fray mild mannered debate, revealing with relish, “Obviously we spoke to Charlie and told him Daniel had some reliability issues. That was why he was told to stay off the kerbs, because that was causing damage to the battery”.
Mmm. So no talk about the kerbs is allowed, except when Charlie agrees it is reasonable. Christian concludes by explaining the
crafty most reasonable nature of Red Bull’s behaviour, “I think that was sensible and it’s about trying to find a balance with this radio ban.”
This could get complicated folks, but fear not….. the TJ13 operatives are making secret recordings, to assist us as we seek to crack the hidden codes…. Errr… that of course are not coded in any way at all – because Charlie says so … allowing specific banned information… for other reasons… which may be right or wrong… depending on the situation or circumstance….and could be responsible for global warming… or a cold cup of tea..

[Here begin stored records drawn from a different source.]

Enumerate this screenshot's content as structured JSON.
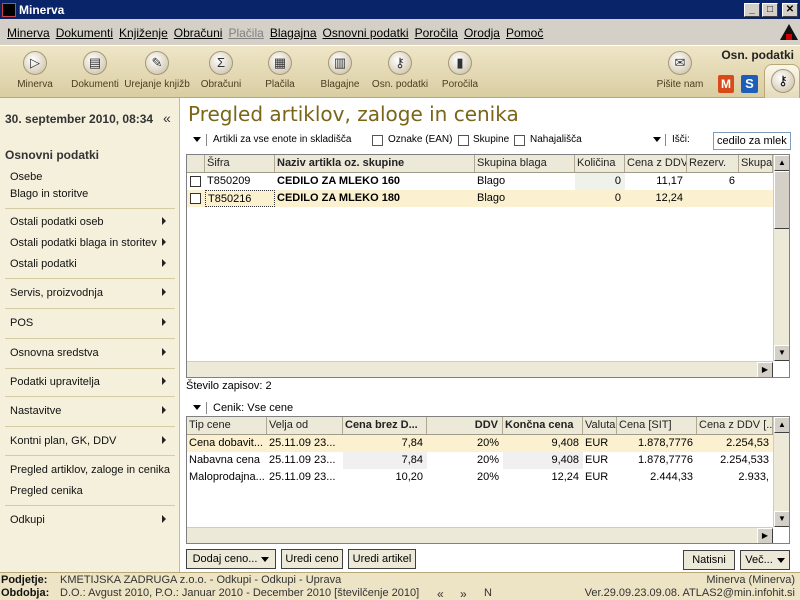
{
  "window": {
    "title": "Minerva",
    "min": "_",
    "max": "□",
    "close": "✕"
  },
  "menu": [
    "Minerva",
    "Dokumenti",
    "Knjiženje",
    "Obračuni",
    "Plačila",
    "Blagajna",
    "Osnovni podatki",
    "Poročila",
    "Orodja",
    "Pomoč"
  ],
  "menu_disabled": [
    "Plačila"
  ],
  "toolbar": {
    "heading": "Osn. podatki",
    "buttons": [
      {
        "label": "Minerva",
        "icon": "play-icon"
      },
      {
        "label": "Dokumenti",
        "icon": "document-icon"
      },
      {
        "label": "Urejanje knjižb",
        "icon": "book-edit-icon"
      },
      {
        "label": "Obračuni",
        "icon": "calculation-icon"
      },
      {
        "label": "Plačila",
        "icon": "payment-icon"
      },
      {
        "label": "Blagajne",
        "icon": "cashbox-icon"
      },
      {
        "label": "Osn. podatki",
        "icon": "key-icon"
      },
      {
        "label": "Poročila",
        "icon": "chart-icon"
      },
      {
        "label": "Pišite nam",
        "icon": "mail-icon"
      }
    ]
  },
  "sidebar": {
    "date": "30. september 2010, 08:34",
    "section_title": "Osnovni podatki",
    "items": [
      {
        "label": "Osebe",
        "arrow": false
      },
      {
        "label": "Blago in storitve",
        "arrow": false
      },
      {
        "label": "Ostali podatki oseb",
        "arrow": true
      },
      {
        "label": "Ostali podatki blaga in storitev",
        "arrow": true
      },
      {
        "label": "Ostali podatki",
        "arrow": true
      },
      {
        "label": "Servis, proizvodnja",
        "arrow": true
      },
      {
        "label": "POS",
        "arrow": true
      },
      {
        "label": "Osnovna sredstva",
        "arrow": true
      },
      {
        "label": "Podatki upravitelja",
        "arrow": true
      },
      {
        "label": "Nastavitve",
        "arrow": true
      },
      {
        "label": "Kontni plan, GK, DDV",
        "arrow": true
      },
      {
        "label": "Pregled artiklov, zaloge in cenika",
        "arrow": false
      },
      {
        "label": "Pregled cenika",
        "arrow": false
      },
      {
        "label": "Odkupi",
        "arrow": true
      }
    ]
  },
  "main": {
    "title": "Pregled artiklov, zaloge in cenika",
    "filter": {
      "scope_label": "Artikli za vse enote in skladišča",
      "cb_ean": "Oznake (EAN)",
      "cb_groups": "Skupine",
      "cb_locations": "Nahajališča",
      "search_label": "Išči:",
      "search_value": "cedilo za mleko"
    },
    "articles": {
      "columns": [
        "Šifra",
        "Naziv artikla oz. skupine",
        "Skupina blaga",
        "Količina",
        "Cena z DDV",
        "Rezerv.",
        "Skupaj"
      ],
      "rows": [
        {
          "sifra": "T850209",
          "naziv": "CEDILO ZA MLEKO 160",
          "skupina": "Blago",
          "kolicina": "0",
          "cena": "11,17",
          "rezerv": "6",
          "skupaj": ""
        },
        {
          "sifra": "T850216",
          "naziv": "CEDILO ZA MLEKO 180",
          "skupina": "Blago",
          "kolicina": "0",
          "cena": "12,24",
          "rezerv": "",
          "skupaj": ""
        }
      ],
      "count_label": "Število zapisov:",
      "count_value": "2"
    },
    "cenik": {
      "label": "Cenik: Vse cene",
      "columns": [
        "Tip cene",
        "Velja od",
        "Cena brez D...",
        "DDV",
        "Končna cena",
        "Valuta",
        "Cena [SIT]",
        "Cena z DDV [..."
      ],
      "rows": [
        {
          "tip": "Cena dobavit...",
          "velja": "25.11.09 23...",
          "cena_brez": "7,84",
          "ddv": "20%",
          "koncna": "9,408",
          "valuta": "EUR",
          "sit": "1.878,7776",
          "z_ddv": "2.254,53"
        },
        {
          "tip": "Nabavna cena",
          "velja": "25.11.09 23...",
          "cena_brez": "7,84",
          "ddv": "20%",
          "koncna": "9,408",
          "valuta": "EUR",
          "sit": "1.878,7776",
          "z_ddv": "2.254,533"
        },
        {
          "tip": "Maloprodajna...",
          "velja": "25.11.09 23...",
          "cena_brez": "10,20",
          "ddv": "20%",
          "koncna": "12,24",
          "valuta": "EUR",
          "sit": "2.444,33",
          "z_ddv": "2.933,"
        }
      ]
    },
    "buttons": {
      "add_price": "Dodaj ceno...",
      "edit_price": "Uredi ceno",
      "edit_article": "Uredi artikel",
      "print": "Natisni",
      "more": "Več..."
    }
  },
  "status": {
    "company_label": "Podjetje:",
    "company_value": "KMETIJSKA ZADRUGA z.o.o. - Odkupi - Odkupi - Uprava",
    "period_label": "Obdobja:",
    "period_value": "D.O.: Avgust 2010, P.O.: Januar 2010 - December 2010 [številčenje 2010]",
    "app_name": "Minerva (Minerva)",
    "version": "Ver.29.09.23.09.08. ATLAS2@min.infohit.si",
    "nav_prev": "«",
    "nav_next": "»",
    "nav_n": "N"
  }
}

Ecclestone gets social media’d up
For F%^ks Sake (FFS) Bernie – make up your mind!!!
“I think the change that is currently taking place is very short lived, as these social media people are starting to think it is not as good as they thought,” said Ecclestone earlier this year. The when questioned if there was a pressing need for F1 to ramp up its social media efforts, the small one replied, “No. We’re commercial… If they find people to pay us [to do that] then I will be happy.”
Ecclestone’s incisive perception cut straight to the point when speaking to the Independent. “What would that person sitting there use Twitter for? I could put anything on Twitter.”
This said, the teams and Bernie are doing their bit. Primarily though their websites (Bernie owns Formula1.com) and facebook pages, trailing links to what they want the fans to consume on twitter.
Though this is primarily a one to many form of communication, not many to many and as such is therefore not social media as was discussed at length on the TJ13 podcast “300,000 f%^&king trucks”.
This week saw Bernie’s minions enact unprecedented levels of activity in the twittersphere. @F1 the twitter handle for the Formula1.com website was ablaze with activity – filling up timelines with gloriously banal and irrelevant garbage.
This was clearly a pre-planned even – F1’s ‘Operation takeover twitter’ – was enjoined by all the teams dutifully re-tweeting everything posted by @F1.
What’s amusing about all this is that F1 is a relatively closed loop in terms of social media participants. #F1 trending is not going to attract much incremental attention from those who don’t watch or read about the sport.
A smarter use of social media would see the team’s providing hangouts after the race, where the many from the team can interact with the many fans.
Even better, Bernie, Charlie and the stewards could host a hangout, though one suspects digital rotten tomatoes may be in mucho abundance.